Dr. Angeline Letendre is Treasurer, and Research Chair at the Canadian Indigenous Nurses Association. Dr. Letendre completed her doctoral research in Nursing in 2008 with Cree and Cree-Métis women in Alberta on the topic of cervical cancer and cervical cytology screening. Building on more than two decades of front-line nursing experience, the focus of Dr. Letendre’s career has been to contribute to the improved wellness of First Nations, Inuit and Métis people. This has included work in cultural competency skills development in Indigenous Nursing, community-based research and partnered activities at local, provincial and national levels, as well as cancer care strategy and program planning. Currently Angeline is a Lead Research Scientist at the Alberta Cancer Prevention and Legacy Fund of Alberta Health Services leading strategy development in cancer prevention and screening with First Nation, Inuit and Métis communities in Alberta, as well as, the primary co-lead for two 3-year projects funded through the Canadian Partnership Against Cancer in partnership with First Nations, Inuit and Métis people of Alberta and Alberta Health Services.
Recently, Dr. Letendre has joined forces with researchers from Australia, New Zealand and the United States to investigate the cancer research interests for Indigenous peoples from these countries. Outcomes of this work promise to include the development of international researcher-level partnerships for the exploration, strategy development and recommendations in cancer-related research with Indigenous populations in the associated countries.
Throughout her nursing career, she has had the privilege to meet nursing leaders, and has been mentored by some exceptional nursing professors and political leaders.
Melanie Littletent, RN, BScN
Independent Board Member
Originally from Kawacatoose First Nations in Saskatchewan, Melanie Littletent is part of the Touchwood Hills people and the Treaty 4 area.

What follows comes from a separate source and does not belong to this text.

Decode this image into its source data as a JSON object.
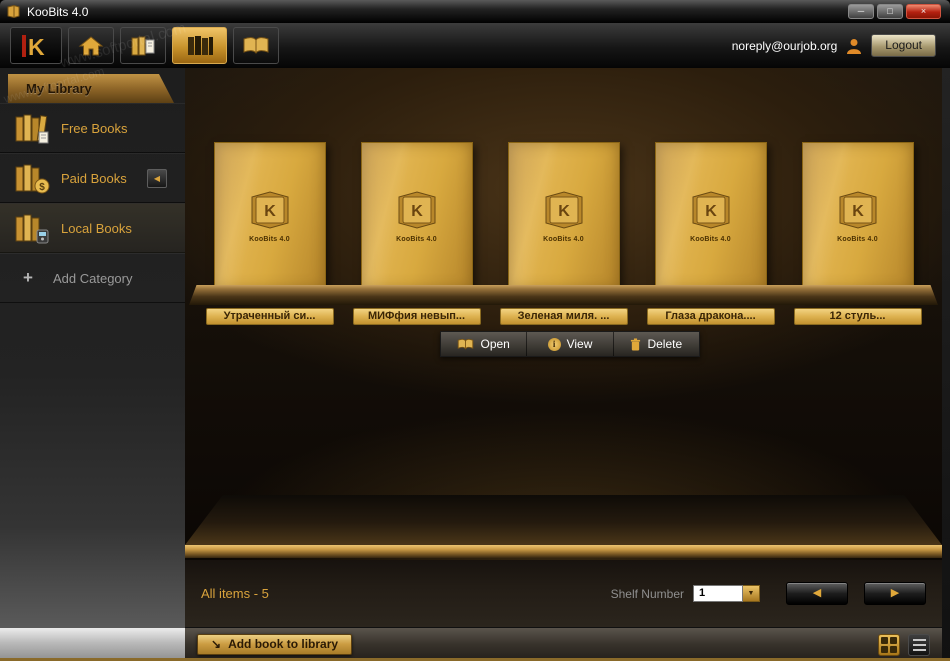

Melanie grew up in Southern Alberta, and now calls Calgary, Alberta her home.
Her educational journey started with her achieving her Diploma program in Exploration Technology from SAIT (Southern Alberta Institute of Technology). She then pursued work as a Geological Technologist in the Oil and Gas sector for six years.
Melanie changed her career path and enrolled in the Bachelors of Science program in Nursing and proudly graduated in 2014 from the University of Calgary.
During her studies in nursing, she casually worked as a research assistant for the Department of Community Health Science’s, Faculty of Medicine at the University of Calgary. Subsequent to completing her Nursing program, she worked in Long Term Care until the opportunity to work as a Community Health Nurse in a Northern First Nations community Her dedication and commitment with Community Health kept her in this area for seven years. Currently, she has started working with AFNIGC (Alberta First Nations Information Governance Centre) as a Research Associate. I am very excited to continue to work with First Nations Communities to help improve the health and wellbeing of their communities.
Esther Maani Ulujuk Powell, RN
Independent Board Member
"Maani Ulujuk" is Esther's Inuk name, she was named after her great great grandmother. Naming is very important and used to be ceremonial in her culture.
She grew up in Arviat, Nunavut and attended high school in Rankin Inlet and lived in a residence. Esther attended Algonquin College in Ottawa, Ontario where she took the Nunavut Sivuniksavut Program and studied Inuit Political History and English. Esther attended nursing school in Yellowknife which is affiliated with the University of Victoria, BC in 2006 and worked as a Community Health Nurse in Arviat, Rankin Inlet and as a float nurse for the Kivalliq region. She worked in Coral Harbour, Baker Lake, Whale Cove, and Sanikiluaq as well.Esther worked as an Institutional Nurse in the Rankin Inlet Healing Facility which is a medium security correctional facility. During her career as an Institutional Nurse, she developed an abstract titled Diverse Populations and spoke on Northern Nursing and Inuit Culture at the Biennial Custody and Caring Conference in Saskatoon, Saskatchewan. In addition to nursing, Esther is a mental health first aid, master trainer for Inuit with the Mental Commission of Canada and a board member with the Canadian Indigenous Nurses Association.